Marjoram is often overlooked in place of oregano, the latter being easier to find in its dried form, but common dried oregano is dreadful. Marjoram has much more to offer – it’s more heavily scented, with musky, spicy notes and a sweet, warming herbal taste. It goes well with meats, but vegetable dishes also benefit from its spicy warmth. It’s good chopped and added to minced meat mixtures like meatballs, hamburgers and stuffings, and in meat sauces. It’s also excellent in marinades for roasted or barbecued meat, in pasta stuffings and sauces, with green beans and dried white beans, with tomatoes, cabbage, red peppers, eggplants and much more. It’s easy to grow in a pot in light soil in a sunny spot, and cuttings are easily taken by removing a ‘heel’ from the plant in late summer. The unopened flower heads look like miniature green pinecones. The plant – leaves and flowers – can be used at any stage. If the plant gets leggy, give it a good haircut and it will come back, in force. In temperate climates it will last throughout the year. Although marjoram is more commonly used as a fresh herb, it can be dried: pick long stems on a dry day and dry at room temperature on a rack, then pack in a container, still on the stem. Rub between the palms of the hands to release the essential oils before using.

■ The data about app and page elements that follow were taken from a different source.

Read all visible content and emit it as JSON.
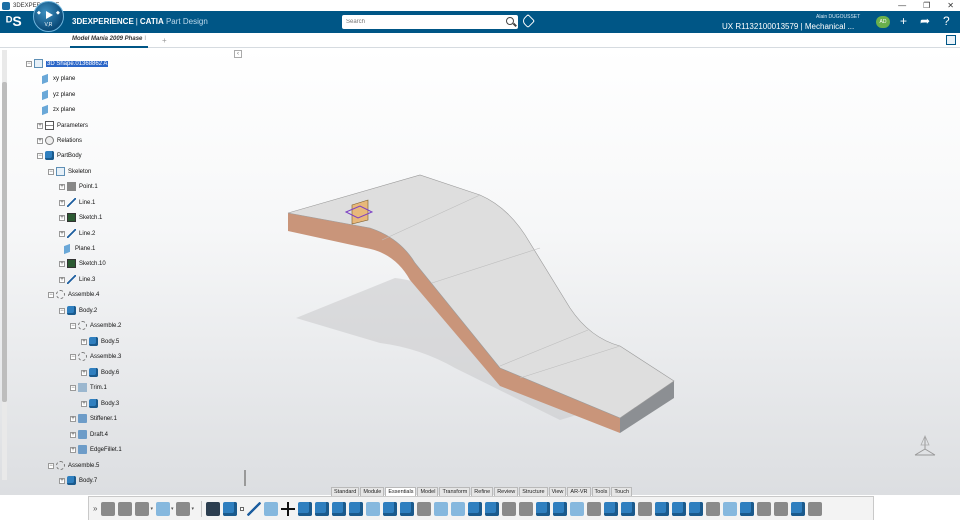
{
  "os": {
    "title": "3DEXPERIENCE",
    "controls": [
      "—",
      "❐",
      "✕"
    ]
  },
  "header": {
    "brand_bold": "3DEXPERIENCE",
    "brand_sep": "|",
    "brand_product": "CATIA",
    "app_name": "Part Design",
    "compass_label": "V,R",
    "search_placeholder": "Search",
    "user_name": "Alain DUGOUSSET",
    "context": "UX R1132100013579 | Mechanical ...",
    "avatar_text": "AD",
    "add_symbol": "+",
    "share_symbol": "➦",
    "help_symbol": "?"
  },
  "tabbar": {
    "tab_label": "Model Mania 2009 Phase",
    "tab_close": "I",
    "add_label": "+"
  },
  "tree": {
    "collapse_symbol": "‹",
    "nodes": [
      {
        "label": "3D Shape.01368862 A",
        "selected": true
      },
      {
        "label": "xy plane"
      },
      {
        "label": "yz plane"
      },
      {
        "label": "zx plane"
      },
      {
        "label": "Parameters"
      },
      {
        "label": "Relations"
      },
      {
        "label": "PartBody"
      },
      {
        "label": "Skeleton"
      },
      {
        "label": "Point.1"
      },
      {
        "label": "Line.1"
      },
      {
        "label": "Sketch.1"
      },
      {
        "label": "Line.2"
      },
      {
        "label": "Plane.1"
      },
      {
        "label": "Sketch.10"
      },
      {
        "label": "Line.3"
      },
      {
        "label": "Assemble.4"
      },
      {
        "label": "Body.2"
      },
      {
        "label": "Assemble.2"
      },
      {
        "label": "Body.5"
      },
      {
        "label": "Assemble.3"
      },
      {
        "label": "Body.6"
      },
      {
        "label": "Trim.1"
      },
      {
        "label": "Body.3"
      },
      {
        "label": "Stiffener.1"
      },
      {
        "label": "Draft.4"
      },
      {
        "label": "EdgeFillet.1"
      },
      {
        "label": "Assemble.5"
      },
      {
        "label": "Body.7"
      }
    ]
  },
  "section_tabs": [
    "Standard",
    "Module",
    "Essentials",
    "Model",
    "Transform",
    "Refine",
    "Review",
    "Structure",
    "View",
    "AR-VR",
    "Tools",
    "Touch"
  ],
  "active_section": "Essentials",
  "toolbar": {
    "more_symbol": "»",
    "dropdown_symbol": "▾"
  },
  "colors": {
    "header_blue": "#005686",
    "selection": "#2b66c8",
    "part_top": "#dcdcdc",
    "part_side": "#c9957a"
  }
}
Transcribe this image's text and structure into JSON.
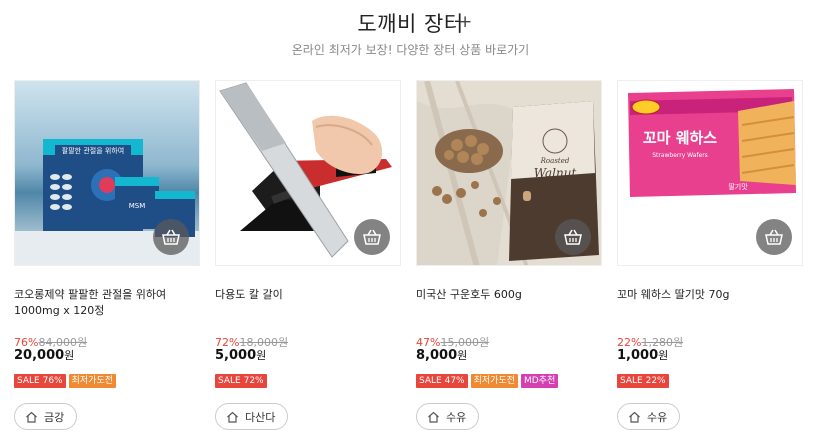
{
  "header": {
    "title": "도깨비 장터",
    "plus": "+",
    "subtitle": "온라인 최저가 보장! 다양한 장터 상품 바로가기"
  },
  "colors": {
    "discount": "#e8453c",
    "sale_badge": "#e8453c",
    "lowest_badge": "#f08a32",
    "md_badge": "#d63fb0"
  },
  "products": [
    {
      "name": "코오롱제약 팔팔한 관절을 위하여 1000mg x 120정",
      "rate": "76%",
      "original_price": "84,000원",
      "price": "20,000",
      "currency": "원",
      "badges": [
        "SALE 76%",
        "최저가도전"
      ],
      "seller": "금강",
      "image_texts": [
        "팔팔한 관절을 위하여",
        "MSM"
      ],
      "icons": [
        "shopping-basket-icon",
        "home-icon"
      ]
    },
    {
      "name": "다용도 칼 갈이",
      "rate": "72%",
      "original_price": "18,000원",
      "price": "5,000",
      "currency": "원",
      "badges": [
        "SALE 72%"
      ],
      "seller": "다산다",
      "icons": [
        "shopping-basket-icon",
        "home-icon"
      ]
    },
    {
      "name": "미국산 구운호두 600g",
      "rate": "47%",
      "original_price": "15,000원",
      "price": "8,000",
      "currency": "원",
      "badges": [
        "SALE 47%",
        "최저가도전",
        "MD추천"
      ],
      "seller": "수유",
      "image_texts": [
        "Roasted",
        "Walnut"
      ],
      "icons": [
        "shopping-basket-icon",
        "home-icon"
      ]
    },
    {
      "name": "꼬마 웨하스 딸기맛 70g",
      "rate": "22%",
      "original_price": "1,280원",
      "price": "1,000",
      "currency": "원",
      "badges": [
        "SALE 22%"
      ],
      "seller": "수유",
      "image_texts": [
        "꼬마 웨하스",
        "Strawberry Wafers",
        "딸기맛"
      ],
      "icons": [
        "shopping-basket-icon",
        "home-icon"
      ]
    }
  ]
}
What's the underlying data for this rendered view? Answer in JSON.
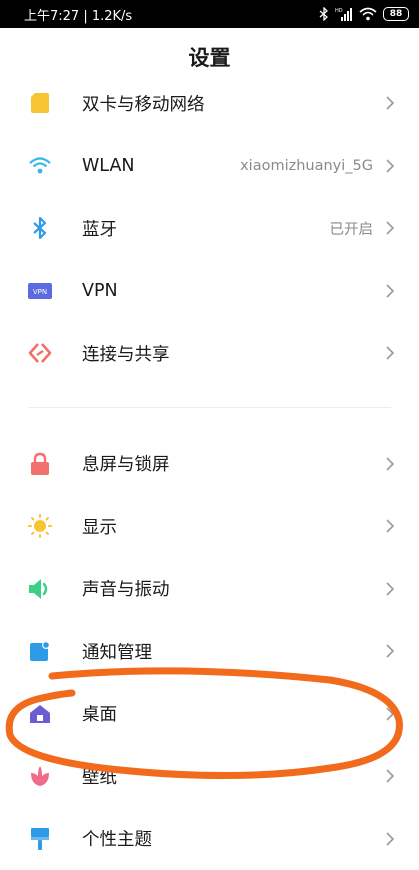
{
  "status_bar": {
    "left_text": "上午7:27 | 1.2K/s",
    "battery": "88"
  },
  "page": {
    "title": "设置"
  },
  "groups": [
    {
      "items": [
        {
          "label": "双卡与移动网络",
          "value": "",
          "icon": "sim-card-icon",
          "color": "#F7C531"
        },
        {
          "label": "WLAN",
          "value": "xiaomizhuanyi_5G",
          "icon": "wifi-icon",
          "color": "#3AB5E6"
        },
        {
          "label": "蓝牙",
          "value": "已开启",
          "icon": "bluetooth-icon",
          "color": "#2E9BE6"
        },
        {
          "label": "VPN",
          "value": "",
          "icon": "vpn-icon",
          "color": "#5B6BE0"
        },
        {
          "label": "连接与共享",
          "value": "",
          "icon": "connection-share-icon",
          "color": "#F0706A"
        }
      ]
    },
    {
      "items": [
        {
          "label": "息屏与锁屏",
          "value": "",
          "icon": "lock-icon",
          "color": "#F2716C"
        },
        {
          "label": "显示",
          "value": "",
          "icon": "sun-icon",
          "color": "#F7C531"
        },
        {
          "label": "声音与振动",
          "value": "",
          "icon": "speaker-icon",
          "color": "#3CCF8A"
        },
        {
          "label": "通知管理",
          "value": "",
          "icon": "notification-icon",
          "color": "#2E9BE6"
        },
        {
          "label": "桌面",
          "value": "",
          "icon": "home-icon",
          "color": "#6A5BD6"
        },
        {
          "label": "壁纸",
          "value": "",
          "icon": "flower-icon",
          "color": "#F06A8A"
        },
        {
          "label": "个性主题",
          "value": "",
          "icon": "brush-icon",
          "color": "#2E9BE6"
        }
      ]
    }
  ],
  "annotation": {
    "color": "#F26A1B"
  }
}
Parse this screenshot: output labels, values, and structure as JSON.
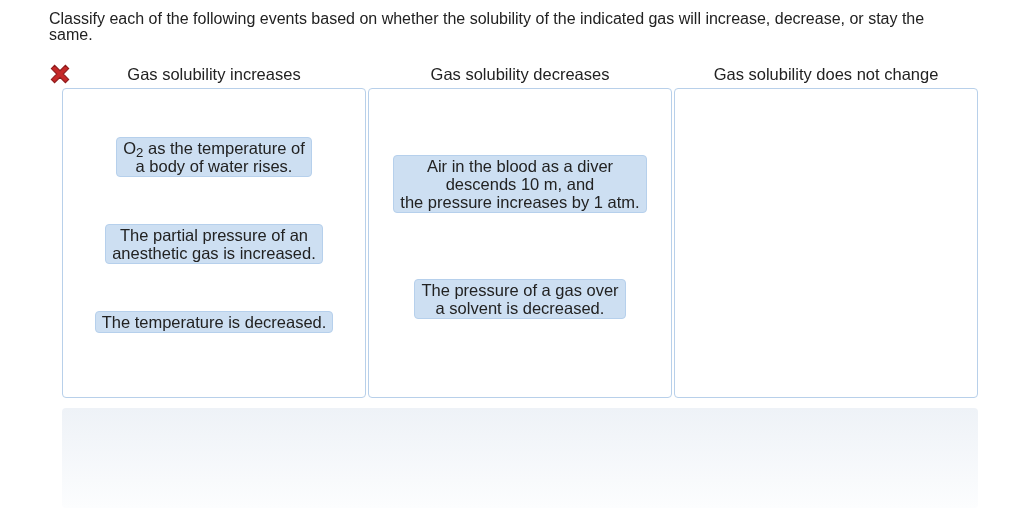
{
  "question": "Classify each of the following events based on whether the solubility of the indicated gas will increase, decrease, or stay the same.",
  "marked_wrong": true,
  "bins": [
    {
      "label": "Gas solubility increases",
      "cards": [
        {
          "lines": [
            "O$_{2}$ as the temperature of",
            "a body of water rises."
          ]
        },
        {
          "lines": [
            "The partial pressure of an",
            "anesthetic gas is increased."
          ]
        },
        {
          "lines": [
            "The temperature is decreased."
          ]
        }
      ]
    },
    {
      "label": "Gas solubility decreases",
      "cards": [
        {
          "lines": [
            "Air in the blood as a diver",
            "descends 10 m, and",
            "the pressure increases by 1 atm."
          ]
        },
        {
          "lines": [
            "The pressure of a gas over",
            "a solvent is decreased."
          ]
        }
      ]
    },
    {
      "label": "Gas solubility does not change"
    }
  ]
}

Marjoram’s one of my favourite herbs, and it makes me smile when I sniff it.